THE PROBLEM:
Gather all lines in the entries below that include the word "title".

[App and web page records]
********************
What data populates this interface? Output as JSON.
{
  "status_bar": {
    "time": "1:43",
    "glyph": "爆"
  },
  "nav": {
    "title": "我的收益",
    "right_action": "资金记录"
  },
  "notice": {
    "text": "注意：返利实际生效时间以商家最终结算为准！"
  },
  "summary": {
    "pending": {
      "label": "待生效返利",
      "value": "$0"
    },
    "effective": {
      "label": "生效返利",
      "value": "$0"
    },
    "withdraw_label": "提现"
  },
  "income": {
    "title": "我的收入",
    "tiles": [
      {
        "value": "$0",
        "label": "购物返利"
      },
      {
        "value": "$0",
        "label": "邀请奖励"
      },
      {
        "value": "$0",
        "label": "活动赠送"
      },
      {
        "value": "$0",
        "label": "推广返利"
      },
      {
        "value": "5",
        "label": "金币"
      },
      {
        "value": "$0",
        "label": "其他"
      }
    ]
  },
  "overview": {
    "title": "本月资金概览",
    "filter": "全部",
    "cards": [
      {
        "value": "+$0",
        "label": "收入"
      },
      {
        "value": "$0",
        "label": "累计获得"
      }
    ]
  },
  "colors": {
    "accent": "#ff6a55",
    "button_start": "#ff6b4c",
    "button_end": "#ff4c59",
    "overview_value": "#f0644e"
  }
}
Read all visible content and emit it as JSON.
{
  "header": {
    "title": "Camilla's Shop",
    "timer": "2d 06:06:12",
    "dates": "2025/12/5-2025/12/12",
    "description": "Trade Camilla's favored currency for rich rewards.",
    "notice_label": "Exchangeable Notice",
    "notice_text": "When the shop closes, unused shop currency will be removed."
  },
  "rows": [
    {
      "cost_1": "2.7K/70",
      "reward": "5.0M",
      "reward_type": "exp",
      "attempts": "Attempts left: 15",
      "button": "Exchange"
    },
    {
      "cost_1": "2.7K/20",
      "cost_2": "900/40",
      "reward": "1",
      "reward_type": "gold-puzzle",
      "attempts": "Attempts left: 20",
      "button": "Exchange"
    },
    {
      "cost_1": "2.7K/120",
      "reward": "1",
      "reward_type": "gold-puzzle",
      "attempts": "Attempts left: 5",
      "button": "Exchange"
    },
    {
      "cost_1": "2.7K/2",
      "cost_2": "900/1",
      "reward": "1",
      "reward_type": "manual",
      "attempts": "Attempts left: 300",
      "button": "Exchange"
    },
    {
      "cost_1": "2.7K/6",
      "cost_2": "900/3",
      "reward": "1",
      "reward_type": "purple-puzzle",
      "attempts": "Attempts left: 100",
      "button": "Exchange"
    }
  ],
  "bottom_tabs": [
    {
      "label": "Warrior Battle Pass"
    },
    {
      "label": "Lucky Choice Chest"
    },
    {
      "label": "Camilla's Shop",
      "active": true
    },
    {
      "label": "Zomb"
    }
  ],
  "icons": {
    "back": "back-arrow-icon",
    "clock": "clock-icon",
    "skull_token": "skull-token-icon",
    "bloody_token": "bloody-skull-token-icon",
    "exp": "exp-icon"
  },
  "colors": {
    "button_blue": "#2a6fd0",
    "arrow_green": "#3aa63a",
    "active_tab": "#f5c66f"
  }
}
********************
RESPONSE TO THIS EXERCISE:
    "title": "我的收益",
    "title": "我的收入",
    "title": "本月资金概览",
    "title": "Camilla's Shop",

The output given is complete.